Search the records for the string "VBAProject" and copy every line in which it appears.

*****

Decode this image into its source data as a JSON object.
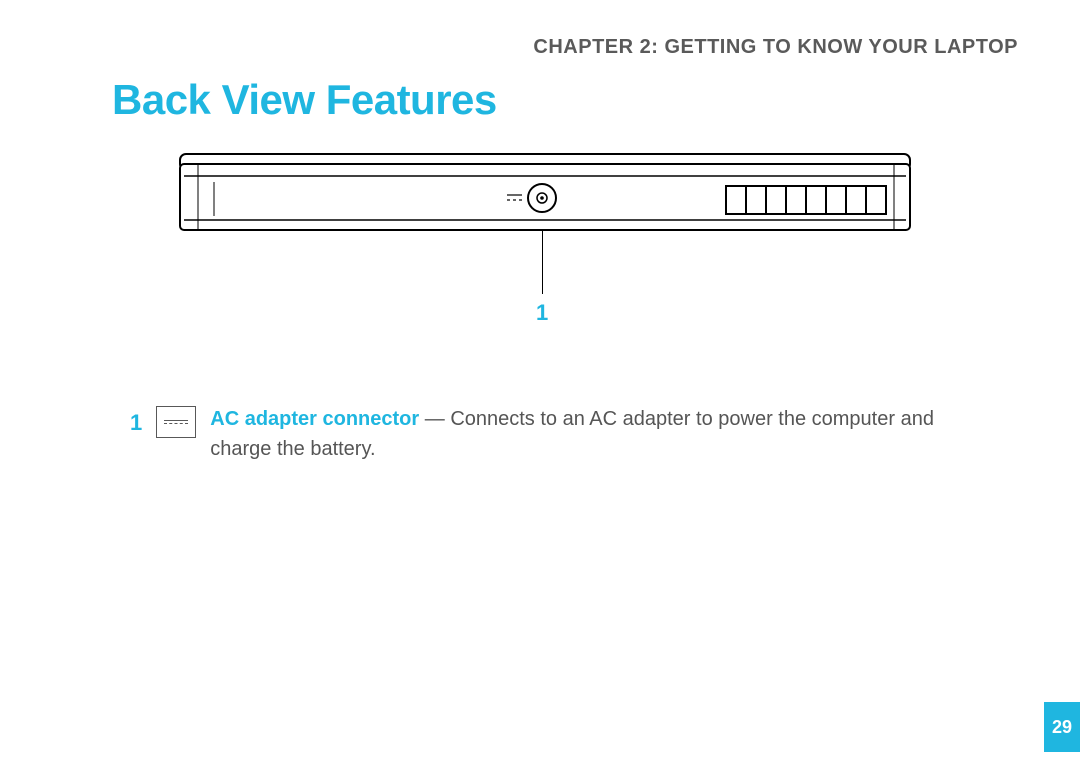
{
  "chapter_header": "CHAPTER 2: GETTING TO KNOW YOUR LAPTOP",
  "section_title": "Back View Features",
  "diagram": {
    "callout_number": "1"
  },
  "legend": {
    "items": [
      {
        "number": "1",
        "term": "AC adapter connector",
        "separator": " — ",
        "description": "Connects to an AC adapter to power the computer and charge the battery."
      }
    ]
  },
  "page_number": "29",
  "colors": {
    "accent": "#1fb6e0",
    "body_text": "#555555",
    "header_text": "#5a5a5a"
  }
}
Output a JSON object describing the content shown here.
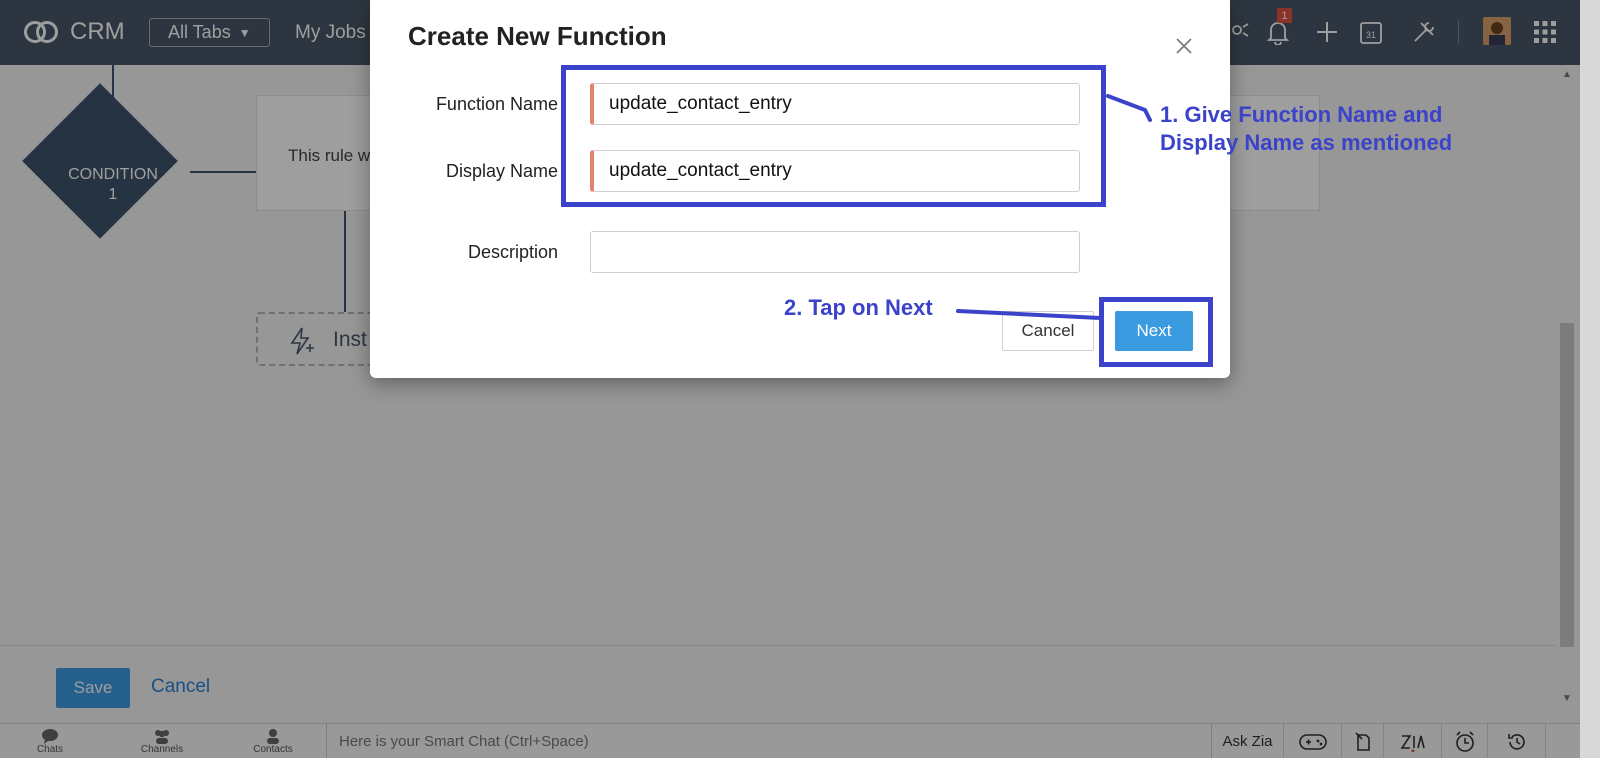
{
  "app": {
    "name": "CRM"
  },
  "nav": {
    "all_tabs": "All Tabs",
    "my_jobs": "My Jobs",
    "notifications_count": "1",
    "calendar_day": "31"
  },
  "canvas": {
    "condition_label_line1": "CONDITION",
    "condition_label_line2": "1",
    "rule_text": "This rule w",
    "instant_action_text": "Inst"
  },
  "footer": {
    "save_label": "Save",
    "cancel_label": "Cancel"
  },
  "bottom_bar": {
    "chats": "Chats",
    "channels": "Channels",
    "contacts": "Contacts",
    "smart_chat_placeholder": "Here is your Smart Chat (Ctrl+Space)",
    "ask_zia": "Ask Zia"
  },
  "modal": {
    "title": "Create New Function",
    "fields": [
      {
        "label": "Function Name",
        "value": "update_contact_entry",
        "required": true
      },
      {
        "label": "Display Name",
        "value": "update_contact_entry",
        "required": true
      },
      {
        "label": "Description",
        "value": "",
        "required": false
      }
    ],
    "cancel_label": "Cancel",
    "next_label": "Next"
  },
  "annotations": {
    "step1_line1": "1. Give Function Name and",
    "step1_line2": "Display Name as mentioned",
    "step2": "2. Tap on Next",
    "color": "#3a43c9"
  },
  "colors": {
    "topbar": "#4a5868",
    "primary_button": "#3b9be0",
    "condition_node": "#3e536c",
    "required_marker": "#e5826f"
  }
}
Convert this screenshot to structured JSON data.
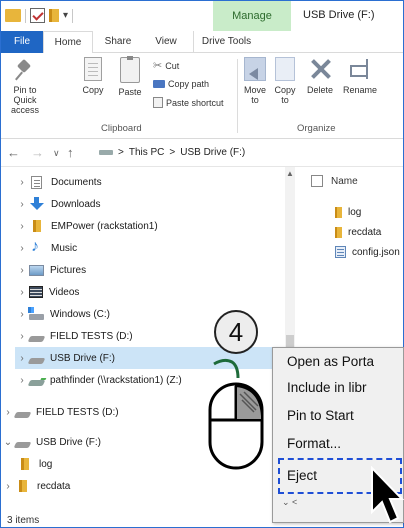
{
  "titlebar": {
    "manage_tab": "Manage",
    "title": "USB Drive (F:)"
  },
  "tabs": [
    {
      "label": "File"
    },
    {
      "label": "Home"
    },
    {
      "label": "Share"
    },
    {
      "label": "View"
    },
    {
      "label": "Drive Tools"
    }
  ],
  "ribbon": {
    "pin": "Pin to Quick access",
    "copy": "Copy",
    "paste": "Paste",
    "cut": "Cut",
    "copy_path": "Copy path",
    "paste_shortcut": "Paste shortcut",
    "clipboard_label": "Clipboard",
    "move_to": "Move to",
    "copy_to": "Copy to",
    "delete": "Delete",
    "rename": "Rename",
    "organize_label": "Organize"
  },
  "address": {
    "back": "←",
    "forward": "→",
    "dropdown": "∨",
    "up": "↑",
    "this_pc": "This PC",
    "separator": ">",
    "location": "USB Drive (F:)"
  },
  "nav": [
    {
      "label": "Documents",
      "icon": "documents-icon"
    },
    {
      "label": "Downloads",
      "icon": "downloads-icon"
    },
    {
      "label": "EMPower (rackstation1)",
      "icon": "folder-icon"
    },
    {
      "label": "Music",
      "icon": "music-icon"
    },
    {
      "label": "Pictures",
      "icon": "pictures-icon"
    },
    {
      "label": "Videos",
      "icon": "videos-icon"
    },
    {
      "label": "Windows (C:)",
      "icon": "windows-drive-icon"
    },
    {
      "label": "FIELD TESTS (D:)",
      "icon": "drive-icon"
    },
    {
      "label": "USB Drive (F:)",
      "icon": "usb-drive-icon"
    },
    {
      "label": "pathfinder (\\\\rackstation1) (Z:)",
      "icon": "network-drive-icon"
    },
    {
      "label": "FIELD TESTS (D:)",
      "icon": "drive-icon"
    },
    {
      "label": "USB Drive (F:)",
      "icon": "usb-drive-icon"
    },
    {
      "label": "log",
      "icon": "folder-icon"
    },
    {
      "label": "recdata",
      "icon": "folder-icon"
    }
  ],
  "content": {
    "column_name": "Name",
    "files": [
      {
        "name": "log",
        "icon": "folder-icon"
      },
      {
        "name": "recdata",
        "icon": "folder-icon"
      },
      {
        "name": "config.json",
        "icon": "json-file-icon"
      }
    ]
  },
  "context_menu": {
    "items": [
      {
        "label": "Open as Porta"
      },
      {
        "label": "Include in libr"
      },
      {
        "label": "Pin to Start"
      },
      {
        "label": "Format..."
      },
      {
        "label": "Eject"
      }
    ]
  },
  "step": "4",
  "status": {
    "items": "3 items"
  }
}
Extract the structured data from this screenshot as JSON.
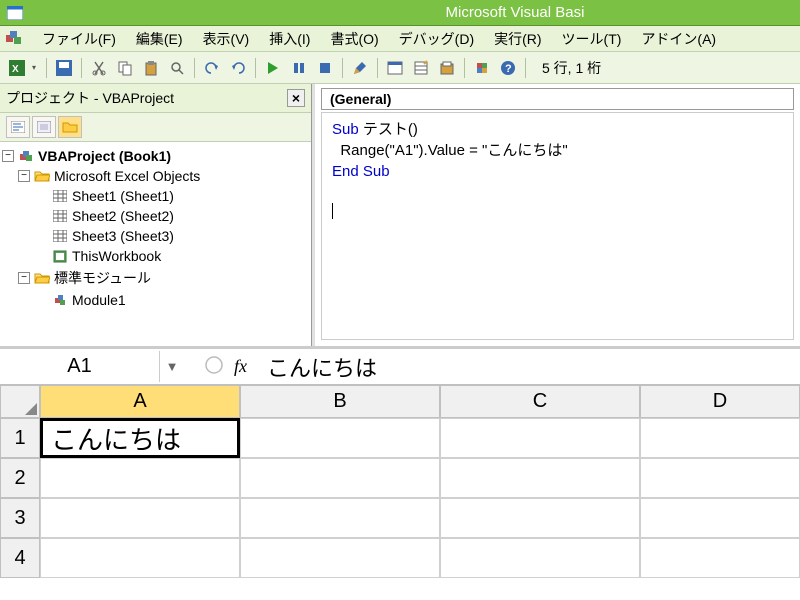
{
  "title": "Microsoft Visual Basi",
  "menu": {
    "file": "ファイル(F)",
    "edit": "編集(E)",
    "view": "表示(V)",
    "insert": "挿入(I)",
    "format": "書式(O)",
    "debug": "デバッグ(D)",
    "run": "実行(R)",
    "tools": "ツール(T)",
    "addins": "アドイン(A)"
  },
  "toolbar": {
    "position": "5 行, 1 桁"
  },
  "project": {
    "title": "プロジェクト - VBAProject",
    "root": "VBAProject (Book1)",
    "excelObjects": "Microsoft Excel Objects",
    "sheet1": "Sheet1 (Sheet1)",
    "sheet2": "Sheet2 (Sheet2)",
    "sheet3": "Sheet3 (Sheet3)",
    "thisWorkbook": "ThisWorkbook",
    "modulesFolder": "標準モジュール",
    "module1": "Module1"
  },
  "code": {
    "section": "(General)",
    "line1a": "Sub",
    "line1b": " テスト()",
    "line2": "  Range(\"A1\").Value = \"こんにちは\"",
    "line3": "End Sub"
  },
  "excel": {
    "namebox": "A1",
    "fxLabel": "fx",
    "fxValue": "こんにちは",
    "cols": {
      "A": "A",
      "B": "B",
      "C": "C",
      "D": "D"
    },
    "rows": {
      "1": "1",
      "2": "2",
      "3": "3",
      "4": "4"
    },
    "A1": "こんにちは"
  }
}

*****

*THE COMPLETED TASK*:
    "title": "プロジェクト - VBAProject",
    "root": "VBAProject (Book1)",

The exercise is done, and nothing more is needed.